▶
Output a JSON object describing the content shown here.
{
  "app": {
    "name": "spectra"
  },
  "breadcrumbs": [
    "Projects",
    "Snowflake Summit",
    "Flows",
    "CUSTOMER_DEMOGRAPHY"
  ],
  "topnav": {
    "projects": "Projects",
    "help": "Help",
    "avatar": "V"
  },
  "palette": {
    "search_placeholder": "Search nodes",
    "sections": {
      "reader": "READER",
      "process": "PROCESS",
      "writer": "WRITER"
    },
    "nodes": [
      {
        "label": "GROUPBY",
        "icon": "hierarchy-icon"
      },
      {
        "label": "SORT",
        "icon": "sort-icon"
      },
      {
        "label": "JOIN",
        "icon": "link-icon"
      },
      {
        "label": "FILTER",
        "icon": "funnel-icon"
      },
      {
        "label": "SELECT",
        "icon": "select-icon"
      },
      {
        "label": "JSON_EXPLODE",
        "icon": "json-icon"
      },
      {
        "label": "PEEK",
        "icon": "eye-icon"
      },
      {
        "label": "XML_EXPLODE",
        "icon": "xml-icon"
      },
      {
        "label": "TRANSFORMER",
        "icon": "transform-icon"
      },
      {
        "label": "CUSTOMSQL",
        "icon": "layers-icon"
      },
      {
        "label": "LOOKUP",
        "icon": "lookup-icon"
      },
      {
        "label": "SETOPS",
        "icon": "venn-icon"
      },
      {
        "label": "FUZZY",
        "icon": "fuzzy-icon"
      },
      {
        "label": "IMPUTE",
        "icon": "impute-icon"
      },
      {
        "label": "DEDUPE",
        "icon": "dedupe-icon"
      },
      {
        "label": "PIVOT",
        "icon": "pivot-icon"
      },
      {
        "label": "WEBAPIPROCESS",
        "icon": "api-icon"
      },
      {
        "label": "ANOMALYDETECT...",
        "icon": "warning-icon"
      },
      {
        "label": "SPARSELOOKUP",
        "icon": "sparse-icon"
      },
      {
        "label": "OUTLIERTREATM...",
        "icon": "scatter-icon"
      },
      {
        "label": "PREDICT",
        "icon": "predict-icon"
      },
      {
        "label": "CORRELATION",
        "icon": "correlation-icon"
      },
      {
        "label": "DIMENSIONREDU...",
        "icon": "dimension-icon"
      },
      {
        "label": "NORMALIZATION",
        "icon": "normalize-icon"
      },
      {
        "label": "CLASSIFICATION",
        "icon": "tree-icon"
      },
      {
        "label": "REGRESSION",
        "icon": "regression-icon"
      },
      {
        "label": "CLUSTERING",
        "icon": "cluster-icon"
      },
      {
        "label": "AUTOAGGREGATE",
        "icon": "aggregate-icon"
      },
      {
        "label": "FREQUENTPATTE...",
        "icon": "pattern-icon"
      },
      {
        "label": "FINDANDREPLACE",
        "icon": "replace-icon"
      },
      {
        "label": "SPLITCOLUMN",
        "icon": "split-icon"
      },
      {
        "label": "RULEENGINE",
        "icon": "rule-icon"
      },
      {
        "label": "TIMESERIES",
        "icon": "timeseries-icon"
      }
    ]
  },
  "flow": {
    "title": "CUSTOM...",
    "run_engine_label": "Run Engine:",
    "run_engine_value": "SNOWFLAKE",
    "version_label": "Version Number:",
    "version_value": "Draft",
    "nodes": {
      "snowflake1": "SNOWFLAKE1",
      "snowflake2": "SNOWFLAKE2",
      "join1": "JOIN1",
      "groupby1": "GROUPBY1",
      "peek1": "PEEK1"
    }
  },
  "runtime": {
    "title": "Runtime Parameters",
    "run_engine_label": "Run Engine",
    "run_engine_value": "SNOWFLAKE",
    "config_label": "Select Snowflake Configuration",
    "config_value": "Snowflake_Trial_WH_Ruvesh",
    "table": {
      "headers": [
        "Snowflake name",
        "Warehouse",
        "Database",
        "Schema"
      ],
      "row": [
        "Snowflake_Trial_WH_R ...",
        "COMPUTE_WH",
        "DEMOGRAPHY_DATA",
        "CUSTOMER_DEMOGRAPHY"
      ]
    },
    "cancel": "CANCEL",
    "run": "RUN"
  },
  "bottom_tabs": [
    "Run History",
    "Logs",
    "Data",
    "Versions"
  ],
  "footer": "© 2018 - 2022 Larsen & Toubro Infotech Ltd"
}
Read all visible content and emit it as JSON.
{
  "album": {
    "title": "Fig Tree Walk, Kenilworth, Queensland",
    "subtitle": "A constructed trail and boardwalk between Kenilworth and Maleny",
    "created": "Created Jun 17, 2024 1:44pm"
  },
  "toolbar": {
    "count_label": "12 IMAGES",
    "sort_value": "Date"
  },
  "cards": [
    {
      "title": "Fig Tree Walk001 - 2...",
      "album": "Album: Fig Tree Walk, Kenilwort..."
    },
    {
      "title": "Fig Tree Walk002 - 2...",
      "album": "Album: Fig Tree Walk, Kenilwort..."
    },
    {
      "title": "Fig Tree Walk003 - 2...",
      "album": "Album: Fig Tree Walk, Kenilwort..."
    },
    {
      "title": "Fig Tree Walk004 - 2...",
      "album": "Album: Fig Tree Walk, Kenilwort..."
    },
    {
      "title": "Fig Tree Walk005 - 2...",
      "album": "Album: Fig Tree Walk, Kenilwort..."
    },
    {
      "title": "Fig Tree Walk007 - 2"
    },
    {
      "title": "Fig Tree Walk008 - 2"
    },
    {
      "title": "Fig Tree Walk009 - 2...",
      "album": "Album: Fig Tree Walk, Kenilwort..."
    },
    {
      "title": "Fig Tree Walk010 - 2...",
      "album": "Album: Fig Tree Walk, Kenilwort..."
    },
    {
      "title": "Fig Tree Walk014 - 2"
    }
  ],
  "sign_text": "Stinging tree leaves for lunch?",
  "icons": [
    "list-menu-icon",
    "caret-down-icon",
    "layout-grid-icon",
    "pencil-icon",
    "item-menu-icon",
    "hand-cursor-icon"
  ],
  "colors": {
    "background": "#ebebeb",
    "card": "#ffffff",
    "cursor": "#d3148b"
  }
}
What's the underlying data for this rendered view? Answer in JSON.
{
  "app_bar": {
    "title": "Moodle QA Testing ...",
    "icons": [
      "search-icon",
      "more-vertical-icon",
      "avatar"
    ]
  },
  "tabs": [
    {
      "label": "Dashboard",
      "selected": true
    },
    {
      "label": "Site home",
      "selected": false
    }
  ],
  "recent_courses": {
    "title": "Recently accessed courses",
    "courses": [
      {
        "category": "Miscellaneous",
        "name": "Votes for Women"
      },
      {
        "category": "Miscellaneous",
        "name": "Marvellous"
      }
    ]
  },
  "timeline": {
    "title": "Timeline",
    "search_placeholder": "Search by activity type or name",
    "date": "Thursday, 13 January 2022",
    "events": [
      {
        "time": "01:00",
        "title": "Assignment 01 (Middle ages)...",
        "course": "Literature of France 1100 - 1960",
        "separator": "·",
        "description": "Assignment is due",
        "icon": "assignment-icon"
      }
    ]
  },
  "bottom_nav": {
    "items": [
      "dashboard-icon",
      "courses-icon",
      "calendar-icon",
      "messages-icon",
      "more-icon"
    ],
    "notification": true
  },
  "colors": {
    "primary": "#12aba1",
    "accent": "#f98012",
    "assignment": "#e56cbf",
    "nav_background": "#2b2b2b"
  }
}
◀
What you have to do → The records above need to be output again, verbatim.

Exercise output →
Output a JSON object describing the content shown here.
{
  "app": {
    "name": "spectra"
  },
  "breadcrumbs": [
    "Projects",
    "Snowflake Summit",
    "Flows",
    "CUSTOMER_DEMOGRAPHY"
  ],
  "topnav": {
    "projects": "Projects",
    "help": "Help",
    "avatar": "V"
  },
  "palette": {
    "search_placeholder": "Search nodes",
    "sections": {
      "reader": "READER",
      "process": "PROCESS",
      "writer": "WRITER"
    },
    "nodes": [
      {
        "label": "GROUPBY",
        "icon": "hierarchy-icon"
      },
      {
        "label": "SORT",
        "icon": "sort-icon"
      },
      {
        "label": "JOIN",
        "icon": "link-icon"
      },
      {
        "label": "FILTER",
        "icon": "funnel-icon"
      },
      {
        "label": "SELECT",
        "icon": "select-icon"
      },
      {
        "label": "JSON_EXPLODE",
        "icon": "json-icon"
      },
      {
        "label": "PEEK",
        "icon": "eye-icon"
      },
      {
        "label": "XML_EXPLODE",
        "icon": "xml-icon"
      },
      {
        "label": "TRANSFORMER",
        "icon": "transform-icon"
      },
      {
        "label": "CUSTOMSQL",
        "icon": "layers-icon"
      },
      {
        "label": "LOOKUP",
        "icon": "lookup-icon"
      },
      {
        "label": "SETOPS",
        "icon": "venn-icon"
      },
      {
        "label": "FUZZY",
        "icon": "fuzzy-icon"
      },
      {
        "label": "IMPUTE",
        "icon": "impute-icon"
      },
      {
        "label": "DEDUPE",
        "icon": "dedupe-icon"
      },
      {
        "label": "PIVOT",
        "icon": "pivot-icon"
      },
      {
        "label": "WEBAPIPROCESS",
        "icon": "api-icon"
      },
      {
        "label": "ANOMALYDETECT...",
        "icon": "warning-icon"
      },
      {
        "label": "SPARSELOOKUP",
        "icon": "sparse-icon"
      },
      {
        "label": "OUTLIERTREATM...",
        "icon": "scatter-icon"
      },
      {
        "label": "PREDICT",
        "icon": "predict-icon"
      },
      {
        "label": "CORRELATION",
        "icon": "correlation-icon"
      },
      {
        "label": "DIMENSIONREDU...",
        "icon": "dimension-icon"
      },
      {
        "label": "NORMALIZATION",
        "icon": "normalize-icon"
      },
      {
        "label": "CLASSIFICATION",
        "icon": "tree-icon"
      },
      {
        "label": "REGRESSION",
        "icon": "regression-icon"
      },
      {
        "label": "CLUSTERING",
        "icon": "cluster-icon"
      },
      {
        "label": "AUTOAGGREGATE",
        "icon": "aggregate-icon"
      },
      {
        "label": "FREQUENTPATTE...",
        "icon": "pattern-icon"
      },
      {
        "label": "FINDANDREPLACE",
        "icon": "replace-icon"
      },
      {
        "label": "SPLITCOLUMN",
        "icon": "split-icon"
      },
      {
        "label": "RULEENGINE",
        "icon": "rule-icon"
      },
      {
        "label": "TIMESERIES",
        "icon": "timeseries-icon"
      }
    ]
  },
  "flow": {
    "title": "CUSTOM...",
    "run_engine_label": "Run Engine:",
    "run_engine_value": "SNOWFLAKE",
    "version_label": "Version Number:",
    "version_value": "Draft",
    "nodes": {
      "snowflake1": "SNOWFLAKE1",
      "snowflake2": "SNOWFLAKE2",
      "join1": "JOIN1",
      "groupby1": "GROUPBY1",
      "peek1": "PEEK1"
    }
  },
  "runtime": {
    "title": "Runtime Parameters",
    "run_engine_label": "Run Engine",
    "run_engine_value": "SNOWFLAKE",
    "config_label": "Select Snowflake Configuration",
    "config_value": "Snowflake_Trial_WH_Ruvesh",
    "table": {
      "headers": [
        "Snowflake name",
        "Warehouse",
        "Database",
        "Schema"
      ],
      "row": [
        "Snowflake_Trial_WH_R ...",
        "COMPUTE_WH",
        "DEMOGRAPHY_DATA",
        "CUSTOMER_DEMOGRAPHY"
      ]
    },
    "cancel": "CANCEL",
    "run": "RUN"
  },
  "bottom_tabs": [
    "Run History",
    "Logs",
    "Data",
    "Versions"
  ],
  "footer": "© 2018 - 2022 Larsen & Toubro Infotech Ltd"
}
Read all visible content and emit it as JSON.
{
  "album": {
    "title": "Fig Tree Walk, Kenilworth, Queensland",
    "subtitle": "A constructed trail and boardwalk between Kenilworth and Maleny",
    "created": "Created Jun 17, 2024 1:44pm"
  },
  "toolbar": {
    "count_label": "12 IMAGES",
    "sort_value": "Date"
  },
  "cards": [
    {
      "title": "Fig Tree Walk001 - 2...",
      "album": "Album: Fig Tree Walk, Kenilwort..."
    },
    {
      "title": "Fig Tree Walk002 - 2...",
      "album": "Album: Fig Tree Walk, Kenilwort..."
    },
    {
      "title": "Fig Tree Walk003 - 2...",
      "album": "Album: Fig Tree Walk, Kenilwort..."
    },
    {
      "title": "Fig Tree Walk004 - 2...",
      "album": "Album: Fig Tree Walk, Kenilwort..."
    },
    {
      "title": "Fig Tree Walk005 - 2...",
      "album": "Album: Fig Tree Walk, Kenilwort..."
    },
    {
      "title": "Fig Tree Walk007 - 2"
    },
    {
      "title": "Fig Tree Walk008 - 2"
    },
    {
      "title": "Fig Tree Walk009 - 2...",
      "album": "Album: Fig Tree Walk, Kenilwort..."
    },
    {
      "title": "Fig Tree Walk010 - 2...",
      "album": "Album: Fig Tree Walk, Kenilwort..."
    },
    {
      "title": "Fig Tree Walk014 - 2"
    }
  ],
  "sign_text": "Stinging tree leaves for lunch?",
  "icons": [
    "list-menu-icon",
    "caret-down-icon",
    "layout-grid-icon",
    "pencil-icon",
    "item-menu-icon",
    "hand-cursor-icon"
  ],
  "colors": {
    "background": "#ebebeb",
    "card": "#ffffff",
    "cursor": "#d3148b"
  }
}
What's the underlying data for this rendered view? Answer in JSON.
{
  "app_bar": {
    "title": "Moodle QA Testing ...",
    "icons": [
      "search-icon",
      "more-vertical-icon",
      "avatar"
    ]
  },
  "tabs": [
    {
      "label": "Dashboard",
      "selected": true
    },
    {
      "label": "Site home",
      "selected": false
    }
  ],
  "recent_courses": {
    "title": "Recently accessed courses",
    "courses": [
      {
        "category": "Miscellaneous",
        "name": "Votes for Women"
      },
      {
        "category": "Miscellaneous",
        "name": "Marvellous"
      }
    ]
  },
  "timeline": {
    "title": "Timeline",
    "search_placeholder": "Search by activity type or name",
    "date": "Thursday, 13 January 2022",
    "events": [
      {
        "time": "01:00",
        "title": "Assignment 01 (Middle ages)...",
        "course": "Literature of France 1100 - 1960",
        "separator": "·",
        "description": "Assignment is due",
        "icon": "assignment-icon"
      }
    ]
  },
  "bottom_nav": {
    "items": [
      "dashboard-icon",
      "courses-icon",
      "calendar-icon",
      "messages-icon",
      "more-icon"
    ],
    "notification": true
  },
  "colors": {
    "primary": "#12aba1",
    "accent": "#f98012",
    "assignment": "#e56cbf",
    "nav_background": "#2b2b2b"
  }
}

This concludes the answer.